*Registration will close on October 19. You will receive access instructions the day prior to the webinar.
Friday, November 17, 2017
11:00 am – 1:00 pm Eastern
Dr. Mithat Gönen
Chief, Biostatistics Service
Memorial Sloan Kettering Cancer Center
Cancer clinical trials have traditionally been designed specific to a disease site (breast, lung, colon etc). This paradigm is being challenged by the advent of targeted treatments, regimens targeting molecular alterations in cancer cells. Since targeted treatments are not site-specific the trials evaluating them increasingly include multiple sites where the target is expressed. These trials are often called basket trials. In this WebENAR we will present several possible designs for basket trials: parallel design, aggregation design and hierarchical model-based design; comparing their operating characteristics, strengths and weaknesses.
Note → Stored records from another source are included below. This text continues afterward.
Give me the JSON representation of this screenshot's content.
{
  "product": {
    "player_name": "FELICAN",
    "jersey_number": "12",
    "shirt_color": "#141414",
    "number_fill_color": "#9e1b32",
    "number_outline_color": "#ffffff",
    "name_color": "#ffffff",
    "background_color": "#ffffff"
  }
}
Although their applications have mostly been in oncology so far, basket trials can be used in any disease where targeted treatments can be used in molecularly defined subgroups. We will give examples of publicly available software that can be used to design and analyze basket trials.
*Registration will close on November 16. You will receive access instructions the day prior to the webinar.
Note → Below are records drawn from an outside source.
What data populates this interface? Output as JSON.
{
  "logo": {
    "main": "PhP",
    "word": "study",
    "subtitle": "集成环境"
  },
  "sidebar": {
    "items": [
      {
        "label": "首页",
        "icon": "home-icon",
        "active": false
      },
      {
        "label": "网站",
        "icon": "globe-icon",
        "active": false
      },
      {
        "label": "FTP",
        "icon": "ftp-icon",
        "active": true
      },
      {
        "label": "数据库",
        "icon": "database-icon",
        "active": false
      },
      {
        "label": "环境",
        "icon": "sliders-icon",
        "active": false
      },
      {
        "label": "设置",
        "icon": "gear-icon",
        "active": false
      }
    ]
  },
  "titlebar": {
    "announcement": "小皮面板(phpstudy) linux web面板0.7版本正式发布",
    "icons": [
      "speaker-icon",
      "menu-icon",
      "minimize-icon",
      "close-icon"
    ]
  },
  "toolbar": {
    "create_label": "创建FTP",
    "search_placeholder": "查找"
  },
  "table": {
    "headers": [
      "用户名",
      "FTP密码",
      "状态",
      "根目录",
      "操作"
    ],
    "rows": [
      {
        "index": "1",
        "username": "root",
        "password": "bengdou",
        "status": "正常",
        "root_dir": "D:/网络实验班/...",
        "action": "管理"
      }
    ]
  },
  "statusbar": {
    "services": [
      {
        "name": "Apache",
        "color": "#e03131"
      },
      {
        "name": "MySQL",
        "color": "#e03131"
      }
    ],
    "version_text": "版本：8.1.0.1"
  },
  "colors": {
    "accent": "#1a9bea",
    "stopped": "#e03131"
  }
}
Friday, December 1, 2017
11:00 am - 1:00 pm Eastern
Telba Irony, PhD
Center for Biologics Evaluation and Research
Regulatory authorities and patient advocacy groups have been paving the way towards engaging patients in medical product development and regulatory review. These efforts gave rise and relevance to the development of the Science of Patient Input, or SPI. SPI consists of scientifically valid qualitative and quantitative methods for capturing patient perspective information to incorporate it into product development and regulatory decision making. Two types of patient input, Patient Reported Outcomes (PRO) and Patient Preference Information (PPI) are expected to be captured in accordance with applicable scientific and statistical standards and best practices, and statisticians have a large role to play.
A PRO is a measurement based on a report of a patient’s health status that comes directly from the patient, without interpretation of the patient’s report by a clinician or anyone else. Some symptoms or other unobservable concepts known only to the patient, such as pain or fatigue, can only be measured by PRO measures.
PPI is a patient’s expression of desirability or value of one course of action or selection in contrast to others. It focuses on assessing the importance, or preferences, that patients place on the benefits, harms and other aspects of treatments.
In this Webinar we will introduce key elements concerning elicitation and use of patient preferences (PPI) to inform regulatory decision making. As an example, we will present a study commissioned by the FDA to elicit obese patients’ preferences in choosing weight-loss devices and show how these preferences can be used to inform regulatory decision making. We will describe the weight-loss device survey and present the survey results, which have been used to develop a decision-aid tool for regulatory reviewers. The tool provides estimates of patients’ benefit-risk tradeoff preferences and also stratifies patients according to their risk-tolerance. We will conclude the Webinar by sharing experiences in using patient preferences in the regulatory process and talking about best statistical practices for eliciting and using patient preference information.
*Registration will close on November 30. You will receive access instructions the day prior to the webinar.
Please contact Elena Polverejan if you have topic suggestions for future webinars.